Having had a good night's sleep on Amantani, which did my back the world of good, we had a breakfast of corn pancakes and jam with more muņa tea before thanking our family, taking some photos of everyone together (once I could get the timer working on the camera that is...) and waving goodbye. Lusmila then took us down to the dock to meet the rest of our group where we could compare notes on our experiences. The views were mixed with some people having had a good time (us included) and others struggling with the language barriers, particularly where there were no children to help out as their Spanish tended to be much better than their parent's. It was also a little sad to see how much of a commercial enterprise the home stays are, there must have been about 30-40 tourists staying on the island that one night alone and we were told that each day a similar number would arrive and stay
. Some of our group also told how their families were disappointed only to get two people when they had enough room for four. I'm not sure why I thought the stay would be more special and select than it obviously is, it clearly provides much needed income for the island and I supposed that in this day and age it is not surprising that anything which can be expanded as far as possible will be. If you are going on a home stay on the island than all I can say is that we had a good time and you do see a very different way of life, however, you should realised before you go that the whole set up is quite commercialised and it can be difficult to avoid the feeling that you are on a conveyor belt of tourists coming and going from the island.

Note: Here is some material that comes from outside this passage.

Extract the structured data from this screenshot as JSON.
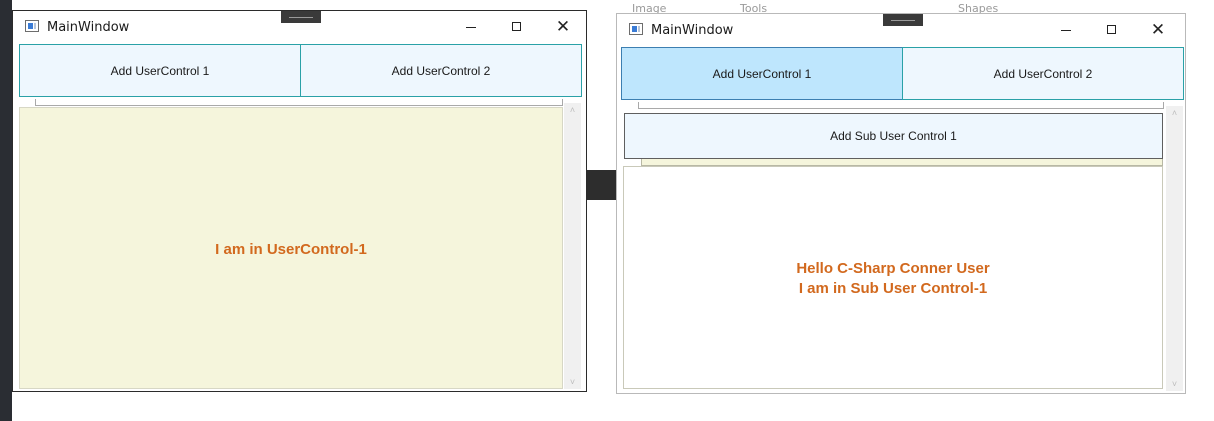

After leaving Amantani, but not Lusmila who was catching a lift to Puno with us on the boat (more on that later), we headed back out onto the lake towards the Uros floating islands. The floating islands are part natural, part man made, the local communities using naturally occurring totora reed beds and then placing cut reeds on top to create islands large enough to live on. The islanders are traditionally fishermen but tourism, naturally enough, is now their biggest earner.
We went to the island of Khana Uru where our local guide explained how the islands were made and then gave us some of the totora reeds to try
. After stripping off the outer husk they tasted rather like celery/cucumber; not bad but I wouldn't want to live on them. Fortunately, the islanders are mainly fisherman and don't just eat reeds and we saw some of their locally caught trout drying in the sun. On the island we saw the traditional forms of teepees made out of reeds (although strangely the only such teepee on Khana Uru housed guinea pigs not people!) and the more modern huts now favoured by the islanders. We learnt that the huts are re-thatched every year and can be moved around with just one man at each corner, necessary when the island and the huts are constantly being tended and remade. After squishing around the island for a while, it was like walking on a bouncy castle made of reeds, we were taken on a boat also made from reeds for a tour around the local area. Fortunately, the tour did not last too long as the two small men paddling us around with two tiny paddles really had their work cut out. Needless to say their obvious efforts at pulling ten tourists around the lake using tiny paddles earnt them a sizeable tip from the group!
After the reed boat ride it was back on our more modern craft for the trip back to Puno. On the way back I mentioned to Fiona that Lusmila and the boat captain seemed quite cosy but was told that I was making things up. Shows what girls know as it turned out that Lusmila and the captain had been seeing each other for six years and were planning on getting married
! Having performed my victory dance to the tune of that old favorite "I told you so..." it was time to return to dry land again and our hotel in Puno. Thankfully our room was different and although I felt sorry for whoever was stuck in our old one at the top, I was just glad it was not us again. Unfortunately, having had a great day so far our evening was spoiled by what was by far the worst meal I've had in a very long time. We went to a different restaurant from our first time in Puno and the change was not a good one. I ordered chicken and mashed potatoes (my stomach was still recovering from the altitude, hence the baby food) and while the chicken was okay, the potatoes were vile. I've never had chewy mashed potatoes before and it's an experience I am not in a hurry to repeat. Some of the other food ordered by the group was equally bad: Ann, our group's lone vegetarian, ordered the vegetarian pasta and received dry pasta topped with half a bag of frozen vegies and no sauce whatsoever, and Fiona's pasta sauce looked like ketchup diluted with milk and tasted grim. After the great meal we'd had on the first night in Puno it was a real shame to have had such a bad meal and it certainly left a nasty taste in our mouths as we headed home...